- **What you have to do**
For this exercise, print all of the data exactly as given.

■ ■ ■ ■

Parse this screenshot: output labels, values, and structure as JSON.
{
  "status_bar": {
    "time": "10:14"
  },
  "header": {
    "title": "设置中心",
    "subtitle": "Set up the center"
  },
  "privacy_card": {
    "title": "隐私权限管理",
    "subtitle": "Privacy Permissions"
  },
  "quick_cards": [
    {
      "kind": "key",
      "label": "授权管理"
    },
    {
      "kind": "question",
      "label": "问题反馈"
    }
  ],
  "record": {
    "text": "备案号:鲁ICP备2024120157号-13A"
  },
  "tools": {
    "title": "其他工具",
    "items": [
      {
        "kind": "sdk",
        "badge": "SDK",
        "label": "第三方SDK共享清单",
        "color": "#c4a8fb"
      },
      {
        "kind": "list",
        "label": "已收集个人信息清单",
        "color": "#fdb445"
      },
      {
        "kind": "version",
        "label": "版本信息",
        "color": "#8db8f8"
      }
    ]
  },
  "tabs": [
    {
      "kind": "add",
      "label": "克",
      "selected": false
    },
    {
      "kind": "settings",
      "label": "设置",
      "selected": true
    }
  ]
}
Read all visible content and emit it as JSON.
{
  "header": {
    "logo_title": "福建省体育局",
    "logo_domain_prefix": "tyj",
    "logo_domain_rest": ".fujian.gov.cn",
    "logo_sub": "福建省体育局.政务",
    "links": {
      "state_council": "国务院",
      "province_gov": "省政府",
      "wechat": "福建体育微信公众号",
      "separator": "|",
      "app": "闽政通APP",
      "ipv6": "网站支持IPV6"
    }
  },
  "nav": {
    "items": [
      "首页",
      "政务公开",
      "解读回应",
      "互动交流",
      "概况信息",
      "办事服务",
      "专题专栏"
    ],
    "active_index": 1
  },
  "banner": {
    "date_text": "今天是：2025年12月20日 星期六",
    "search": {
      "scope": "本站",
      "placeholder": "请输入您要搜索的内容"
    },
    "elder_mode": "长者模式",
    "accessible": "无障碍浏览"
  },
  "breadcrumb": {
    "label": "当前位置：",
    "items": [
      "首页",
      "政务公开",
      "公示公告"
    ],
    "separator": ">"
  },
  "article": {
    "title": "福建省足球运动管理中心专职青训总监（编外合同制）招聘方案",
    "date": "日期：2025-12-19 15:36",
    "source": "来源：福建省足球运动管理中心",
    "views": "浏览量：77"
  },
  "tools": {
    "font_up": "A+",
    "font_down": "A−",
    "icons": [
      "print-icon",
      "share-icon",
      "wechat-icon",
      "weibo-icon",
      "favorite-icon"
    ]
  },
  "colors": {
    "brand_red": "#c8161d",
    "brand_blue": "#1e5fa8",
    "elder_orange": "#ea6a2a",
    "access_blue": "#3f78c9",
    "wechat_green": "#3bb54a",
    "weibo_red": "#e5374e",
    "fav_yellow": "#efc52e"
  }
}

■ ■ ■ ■

- **Answer section**
Parse this screenshot: output labels, values, and structure as JSON.
{
  "status_bar": {
    "time": "10:14"
  },
  "header": {
    "title": "设置中心",
    "subtitle": "Set up the center"
  },
  "privacy_card": {
    "title": "隐私权限管理",
    "subtitle": "Privacy Permissions"
  },
  "quick_cards": [
    {
      "kind": "key",
      "label": "授权管理"
    },
    {
      "kind": "question",
      "label": "问题反馈"
    }
  ],
  "record": {
    "text": "备案号:鲁ICP备2024120157号-13A"
  },
  "tools": {
    "title": "其他工具",
    "items": [
      {
        "kind": "sdk",
        "badge": "SDK",
        "label": "第三方SDK共享清单",
        "color": "#c4a8fb"
      },
      {
        "kind": "list",
        "label": "已收集个人信息清单",
        "color": "#fdb445"
      },
      {
        "kind": "version",
        "label": "版本信息",
        "color": "#8db8f8"
      }
    ]
  },
  "tabs": [
    {
      "kind": "add",
      "label": "克",
      "selected": false
    },
    {
      "kind": "settings",
      "label": "设置",
      "selected": true
    }
  ]
}
Read all visible content and emit it as JSON.
{
  "header": {
    "logo_title": "福建省体育局",
    "logo_domain_prefix": "tyj",
    "logo_domain_rest": ".fujian.gov.cn",
    "logo_sub": "福建省体育局.政务",
    "links": {
      "state_council": "国务院",
      "province_gov": "省政府",
      "wechat": "福建体育微信公众号",
      "separator": "|",
      "app": "闽政通APP",
      "ipv6": "网站支持IPV6"
    }
  },
  "nav": {
    "items": [
      "首页",
      "政务公开",
      "解读回应",
      "互动交流",
      "概况信息",
      "办事服务",
      "专题专栏"
    ],
    "active_index": 1
  },
  "banner": {
    "date_text": "今天是：2025年12月20日 星期六",
    "search": {
      "scope": "本站",
      "placeholder": "请输入您要搜索的内容"
    },
    "elder_mode": "长者模式",
    "accessible": "无障碍浏览"
  },
  "breadcrumb": {
    "label": "当前位置：",
    "items": [
      "首页",
      "政务公开",
      "公示公告"
    ],
    "separator": ">"
  },
  "article": {
    "title": "福建省足球运动管理中心专职青训总监（编外合同制）招聘方案",
    "date": "日期：2025-12-19 15:36",
    "source": "来源：福建省足球运动管理中心",
    "views": "浏览量：77"
  },
  "tools": {
    "font_up": "A+",
    "font_down": "A−",
    "icons": [
      "print-icon",
      "share-icon",
      "wechat-icon",
      "weibo-icon",
      "favorite-icon"
    ]
  },
  "colors": {
    "brand_red": "#c8161d",
    "brand_blue": "#1e5fa8",
    "elder_orange": "#ea6a2a",
    "access_blue": "#3f78c9",
    "wechat_green": "#3bb54a",
    "weibo_red": "#e5374e",
    "fav_yellow": "#efc52e"
  }
}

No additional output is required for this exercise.